Excerpts from an interface dataset

╭──

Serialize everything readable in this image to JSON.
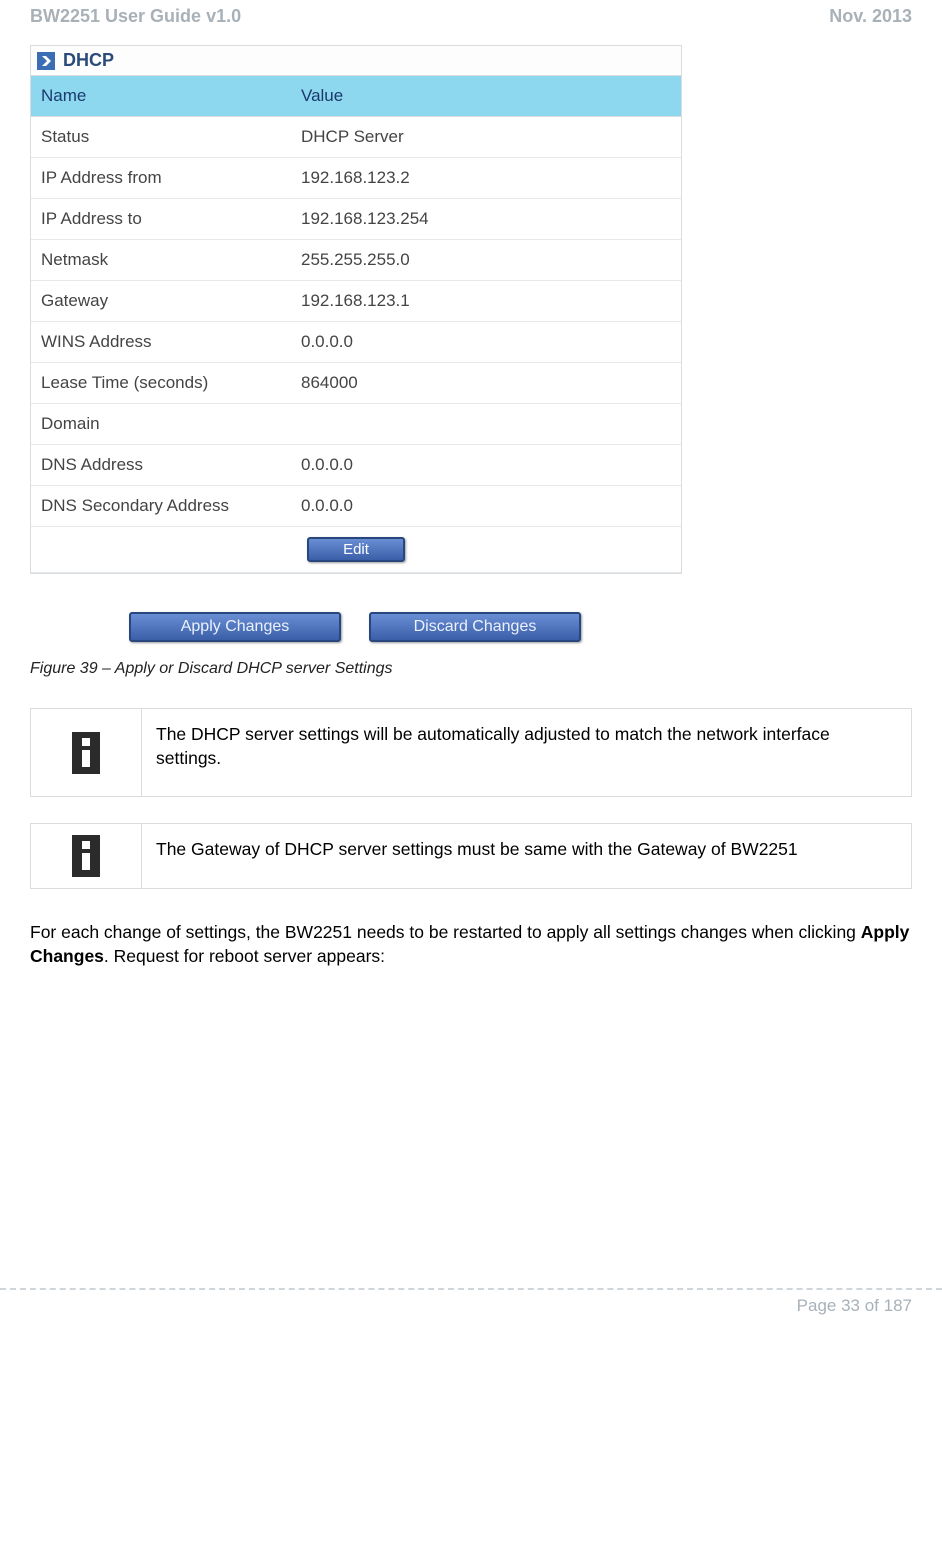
{
  "header": {
    "left": "BW2251 User Guide v1.0",
    "right": "Nov.  2013"
  },
  "panel": {
    "title": "DHCP",
    "columns": {
      "name": "Name",
      "value": "Value"
    },
    "rows": [
      {
        "name": "Status",
        "value": "DHCP Server"
      },
      {
        "name": "IP Address from",
        "value": "192.168.123.2"
      },
      {
        "name": "IP Address to",
        "value": "192.168.123.254"
      },
      {
        "name": "Netmask",
        "value": "255.255.255.0"
      },
      {
        "name": "Gateway",
        "value": "192.168.123.1"
      },
      {
        "name": "WINS Address",
        "value": "0.0.0.0"
      },
      {
        "name": "Lease Time (seconds)",
        "value": "864000"
      },
      {
        "name": "Domain",
        "value": ""
      },
      {
        "name": "DNS Address",
        "value": "0.0.0.0"
      },
      {
        "name": "DNS Secondary Address",
        "value": "0.0.0.0"
      }
    ],
    "edit_label": "Edit"
  },
  "action_buttons": {
    "apply": "Apply Changes",
    "discard": "Discard Changes"
  },
  "caption": "Figure 39 – Apply or Discard DHCP server Settings",
  "notes": {
    "n1": "The DHCP server settings will be automatically adjusted to match the network interface settings.",
    "n2": "The Gateway of DHCP server settings must be same with the Gateway of BW2251"
  },
  "body": {
    "p1a": "For each change of settings, the BW2251 needs to be restarted to apply all settings changes when clicking ",
    "p1b": "Apply Changes",
    "p1c": ". Request for reboot server appears:"
  },
  "footer": "Page 33 of 187"
}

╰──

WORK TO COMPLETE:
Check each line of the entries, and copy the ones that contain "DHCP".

SOLVED PROBLEM:
    "title": "DHCP",
        "value": "DHCP Server"
  "caption": "Figure 39 – Apply or Discard DHCP server Settings",
    "n1": "The DHCP server settings will be automatically adjusted to match the network interface settings.",
    "n2": "The Gateway of DHCP server settings must be same with the Gateway of BW2251"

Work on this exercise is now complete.